Accordingly, this expansion of the traditional rite online did not start during the pandemic and is not isolated to the Maryland megachurch. Religion News cited online videos from the 2000s where an officiant was in Florida and the baptismal candidate was in Georgia. Another video showed a pastor performing a baptism to a candidate in an Alabama swimming pool while he was in a conference in Indiana.
Dallas Theological Seminary Dean of Enrollment and Distance Education John Charles Dickey Dyer pointed out in an April 18, 2020 blog post that variances in the understanding of the rite of baptism may hinder its practice online. Dyer pointed out certain guidelines that need to be followed so that the practice will be within the bounds of traditional baptism. These guidelines are to "be baptized by another Christian," to use the "Trinitarian formula," and to use "physical water," which is "necessary."
"Beyond these three elements, there has been quite a bit of flexibility in the practice of baptism in the church. I might also recommend that online baptisms be an extension of a local church with existing relationships so that the baptismal ritual is both a spiritual experience and a public declaration of faith. And yet, even that is not a necessity for a new believer, just as it was not for the Ethiopian eunuch," he said.

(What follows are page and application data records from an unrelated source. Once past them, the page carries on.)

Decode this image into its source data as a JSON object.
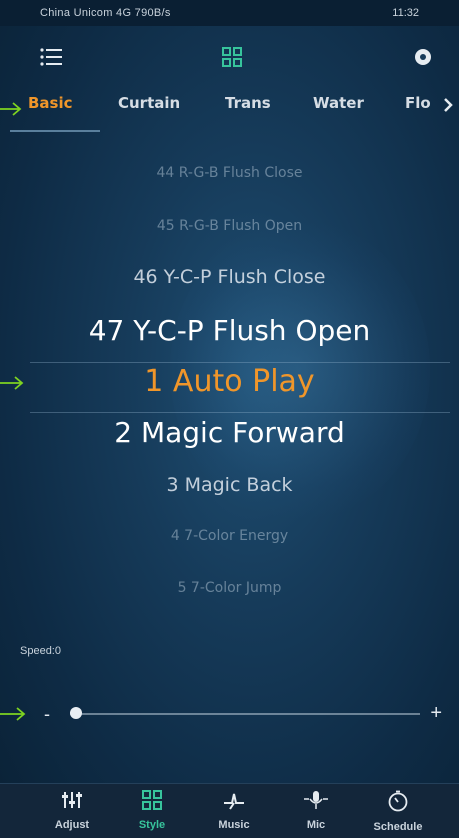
{
  "status_bar": {
    "left_text": "China Unicom 4G 790B/s",
    "right_text": "11:32"
  },
  "top_bar": {
    "menu_icon": "menu-icon",
    "center_icon": "grid-icon",
    "right_icon": "record-icon"
  },
  "tabs": [
    "Basic",
    "Curtain",
    "Trans",
    "Water",
    "Flo"
  ],
  "active_tab": "Basic",
  "modes": [
    "44 R-G-B Flush Close",
    "45 R-G-B Flush Open",
    "46 Y-C-P Flush Close",
    "47 Y-C-P Flush Open",
    "1 Auto Play",
    "2 Magic Forward",
    "3 Magic Back",
    "4 7-Color Energy",
    "5 7-Color Jump"
  ],
  "selected_mode": "1 Auto Play",
  "speed": {
    "label": "Speed:0",
    "minus": "-",
    "plus": "+",
    "value_fraction": 0.0
  },
  "bottom_nav": [
    {
      "label": "Adjust",
      "icon": "sliders-icon"
    },
    {
      "label": "Style",
      "icon": "grid-icon"
    },
    {
      "label": "Music",
      "icon": "music-icon"
    },
    {
      "label": "Mic",
      "icon": "mic-icon"
    },
    {
      "label": "Schedule",
      "icon": "timer-icon"
    }
  ],
  "colors": {
    "accent_orange": "#f0962a",
    "accent_green": "#37c49c",
    "annotation_arrow": "#7ed321"
  }
}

On the other hand, First Baptist Glenarden International Campus Minister Rev. Keshia Dixon contradicted the need for the person assisting in the virtual baptism to be a baptized Christian. Dixon explained that the power of the profession of faith suffices for the Holy Spirit to work at the moment. She emphasized that what the rite symbolizes and the presence of the Holy Spirit is the only thing important at that moment.